Saved entries
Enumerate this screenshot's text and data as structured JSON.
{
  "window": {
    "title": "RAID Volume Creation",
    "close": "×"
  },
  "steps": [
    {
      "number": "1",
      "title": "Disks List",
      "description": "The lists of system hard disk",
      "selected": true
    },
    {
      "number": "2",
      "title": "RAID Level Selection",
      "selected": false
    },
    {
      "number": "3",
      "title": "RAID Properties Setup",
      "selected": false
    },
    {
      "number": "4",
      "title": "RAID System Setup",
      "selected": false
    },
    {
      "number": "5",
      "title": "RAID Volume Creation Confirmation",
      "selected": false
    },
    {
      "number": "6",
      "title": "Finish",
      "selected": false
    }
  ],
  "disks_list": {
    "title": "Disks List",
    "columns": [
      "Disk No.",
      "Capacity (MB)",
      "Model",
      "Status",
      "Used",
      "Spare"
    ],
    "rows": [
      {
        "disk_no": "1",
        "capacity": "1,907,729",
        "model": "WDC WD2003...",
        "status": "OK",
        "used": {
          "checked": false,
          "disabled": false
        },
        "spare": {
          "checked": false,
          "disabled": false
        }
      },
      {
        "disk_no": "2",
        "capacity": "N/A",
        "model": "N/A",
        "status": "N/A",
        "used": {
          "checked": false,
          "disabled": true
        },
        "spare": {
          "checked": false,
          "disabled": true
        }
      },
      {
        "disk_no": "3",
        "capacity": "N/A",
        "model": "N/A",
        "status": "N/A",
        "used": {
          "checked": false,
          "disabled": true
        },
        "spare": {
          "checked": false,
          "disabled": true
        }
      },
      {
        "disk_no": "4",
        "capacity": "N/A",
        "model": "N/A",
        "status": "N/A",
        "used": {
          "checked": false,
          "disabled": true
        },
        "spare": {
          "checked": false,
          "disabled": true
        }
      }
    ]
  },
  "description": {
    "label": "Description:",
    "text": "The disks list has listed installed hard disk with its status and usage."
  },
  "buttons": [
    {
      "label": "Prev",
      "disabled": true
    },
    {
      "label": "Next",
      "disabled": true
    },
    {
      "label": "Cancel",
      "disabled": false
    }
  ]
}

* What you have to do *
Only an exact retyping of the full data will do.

* Task response *
Enumerate this screenshot's text and data as structured JSON.
{
  "window": {
    "title": "RAID Volume Creation",
    "close": "×"
  },
  "steps": [
    {
      "number": "1",
      "title": "Disks List",
      "description": "The lists of system hard disk",
      "selected": true
    },
    {
      "number": "2",
      "title": "RAID Level Selection",
      "selected": false
    },
    {
      "number": "3",
      "title": "RAID Properties Setup",
      "selected": false
    },
    {
      "number": "4",
      "title": "RAID System Setup",
      "selected": false
    },
    {
      "number": "5",
      "title": "RAID Volume Creation Confirmation",
      "selected": false
    },
    {
      "number": "6",
      "title": "Finish",
      "selected": false
    }
  ],
  "disks_list": {
    "title": "Disks List",
    "columns": [
      "Disk No.",
      "Capacity (MB)",
      "Model",
      "Status",
      "Used",
      "Spare"
    ],
    "rows": [
      {
        "disk_no": "1",
        "capacity": "1,907,729",
        "model": "WDC WD2003...",
        "status": "OK",
        "used": {
          "checked": false,
          "disabled": false
        },
        "spare": {
          "checked": false,
          "disabled": false
        }
      },
      {
        "disk_no": "2",
        "capacity": "N/A",
        "model": "N/A",
        "status": "N/A",
        "used": {
          "checked": false,
          "disabled": true
        },
        "spare": {
          "checked": false,
          "disabled": true
        }
      },
      {
        "disk_no": "3",
        "capacity": "N/A",
        "model": "N/A",
        "status": "N/A",
        "used": {
          "checked": false,
          "disabled": true
        },
        "spare": {
          "checked": false,
          "disabled": true
        }
      },
      {
        "disk_no": "4",
        "capacity": "N/A",
        "model": "N/A",
        "status": "N/A",
        "used": {
          "checked": false,
          "disabled": true
        },
        "spare": {
          "checked": false,
          "disabled": true
        }
      }
    ]
  },
  "description": {
    "label": "Description:",
    "text": "The disks list has listed installed hard disk with its status and usage."
  },
  "buttons": [
    {
      "label": "Prev",
      "disabled": true
    },
    {
      "label": "Next",
      "disabled": true
    },
    {
      "label": "Cancel",
      "disabled": false
    }
  ]
}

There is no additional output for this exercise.